**Your instructions**. Pictures should be left out while the data beneath this task is written out word for word.

**Records**.
=====

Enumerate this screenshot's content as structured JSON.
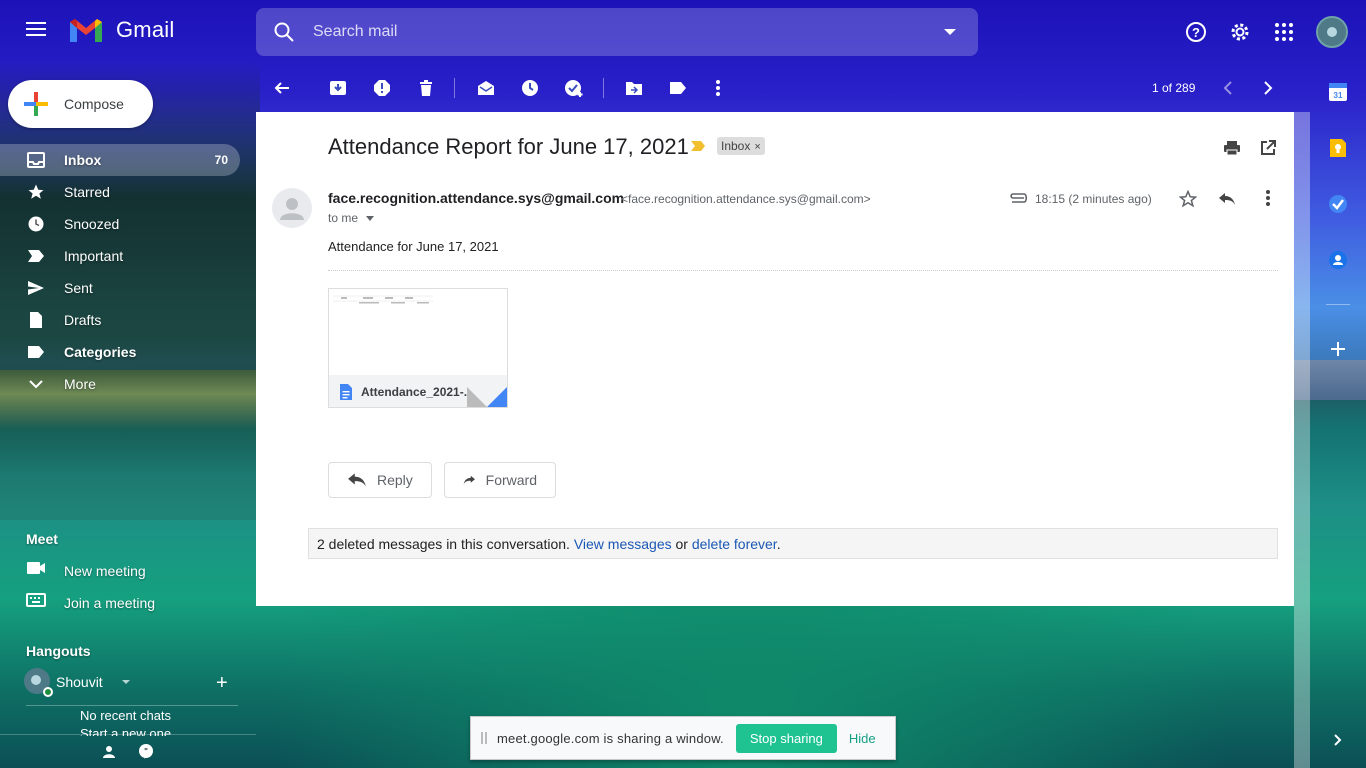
{
  "app": {
    "name": "Gmail"
  },
  "search": {
    "placeholder": "Search mail"
  },
  "compose": {
    "label": "Compose"
  },
  "nav": [
    {
      "label": "Inbox",
      "count": "70",
      "icon": "inbox-icon",
      "active": true
    },
    {
      "label": "Starred",
      "icon": "star-icon"
    },
    {
      "label": "Snoozed",
      "icon": "clock-icon"
    },
    {
      "label": "Important",
      "icon": "important-icon"
    },
    {
      "label": "Sent",
      "icon": "send-icon"
    },
    {
      "label": "Drafts",
      "icon": "draft-icon"
    },
    {
      "label": "Categories",
      "icon": "label-icon",
      "bold": true
    },
    {
      "label": "More",
      "icon": "chevron-down-icon"
    }
  ],
  "meet": {
    "title": "Meet",
    "new_meeting": "New meeting",
    "join_meeting": "Join a meeting"
  },
  "hangouts": {
    "title": "Hangouts",
    "user": "Shouvit",
    "add": "+",
    "no_chats": "No recent chats",
    "start_new": "Start a new one"
  },
  "toolbar": {
    "pager": "1 of 289"
  },
  "email": {
    "subject": "Attendance Report for June 17, 2021",
    "label": "Inbox",
    "label_remove": "×",
    "sender_name": "face.recognition.attendance.sys@gmail.com",
    "sender_email": "<face.recognition.attendance.sys@gmail.com>",
    "to": "to me",
    "timestamp": "18:15 (2 minutes ago)",
    "body": "Attendance for June 17, 2021",
    "attachment": {
      "name": "Attendance_2021-..."
    },
    "reply": "Reply",
    "forward": "Forward",
    "deleted": {
      "prefix": "2 deleted messages in this conversation.",
      "view": "View messages",
      "or": "or",
      "delete": "delete forever",
      "suffix": "."
    }
  },
  "share_bar": {
    "text": "meet.google.com is sharing a window.",
    "stop": "Stop sharing",
    "hide": "Hide"
  },
  "colors": {
    "accent": "#1ec391",
    "link": "#1a57b5",
    "gmail_red": "#ea4335"
  }
}
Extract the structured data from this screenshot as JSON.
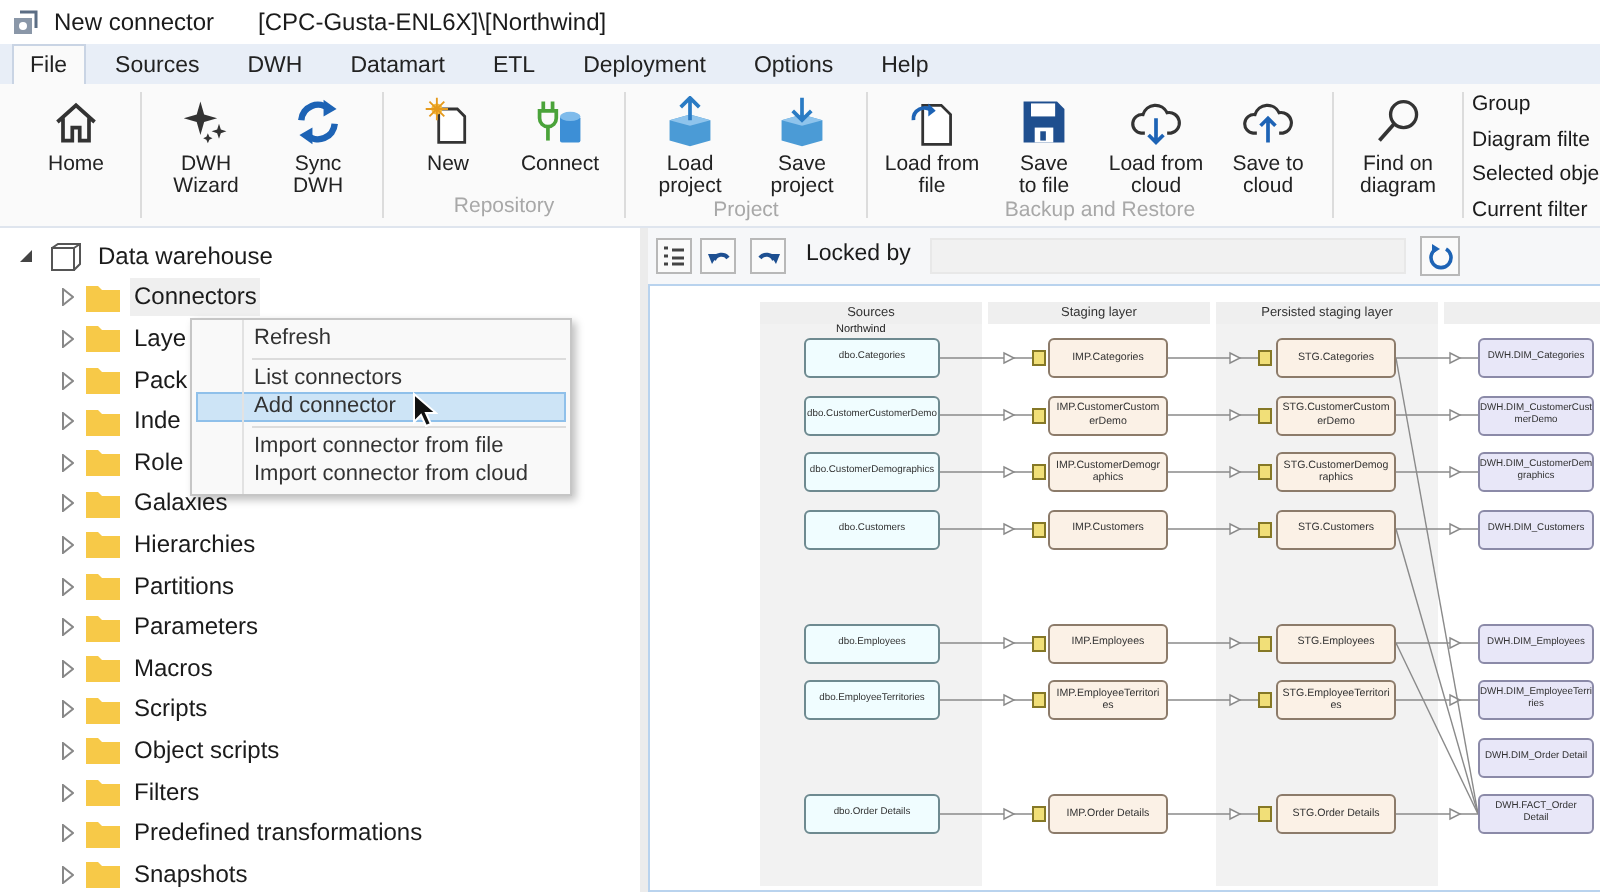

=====

**Solution**.
Enumerate this screenshot's content as structured JSON.
{
  "app": {
    "name": "Gmail"
  },
  "search": {
    "placeholder": "Search mail"
  },
  "compose": {
    "label": "Compose"
  },
  "nav": [
    {
      "label": "Inbox",
      "count": "70",
      "icon": "inbox-icon",
      "active": true
    },
    {
      "label": "Starred",
      "icon": "star-icon"
    },
    {
      "label": "Snoozed",
      "icon": "clock-icon"
    },
    {
      "label": "Important",
      "icon": "important-icon"
    },
    {
      "label": "Sent",
      "icon": "send-icon"
    },
    {
      "label": "Drafts",
      "icon": "draft-icon"
    },
    {
      "label": "Categories",
      "icon": "label-icon",
      "bold": true
    },
    {
      "label": "More",
      "icon": "chevron-down-icon"
    }
  ],
  "meet": {
    "title": "Meet",
    "new_meeting": "New meeting",
    "join_meeting": "Join a meeting"
  },
  "hangouts": {
    "title": "Hangouts",
    "user": "Shouvit",
    "add": "+",
    "no_chats": "No recent chats",
    "start_new": "Start a new one"
  },
  "toolbar": {
    "pager": "1 of 289"
  },
  "email": {
    "subject": "Attendance Report for June 17, 2021",
    "label": "Inbox",
    "label_remove": "×",
    "sender_name": "face.recognition.attendance.sys@gmail.com",
    "sender_email": "<face.recognition.attendance.sys@gmail.com>",
    "to": "to me",
    "timestamp": "18:15 (2 minutes ago)",
    "body": "Attendance for June 17, 2021",
    "attachment": {
      "name": "Attendance_2021-..."
    },
    "reply": "Reply",
    "forward": "Forward",
    "deleted": {
      "prefix": "2 deleted messages in this conversation.",
      "view": "View messages",
      "or": "or",
      "delete": "delete forever",
      "suffix": "."
    }
  },
  "share_bar": {
    "text": "meet.google.com is sharing a window.",
    "stop": "Stop sharing",
    "hide": "Hide"
  },
  "colors": {
    "accent": "#1ec391",
    "link": "#1a57b5",
    "gmail_red": "#ea4335"
  }
}
Extract the structured data from this screenshot as JSON.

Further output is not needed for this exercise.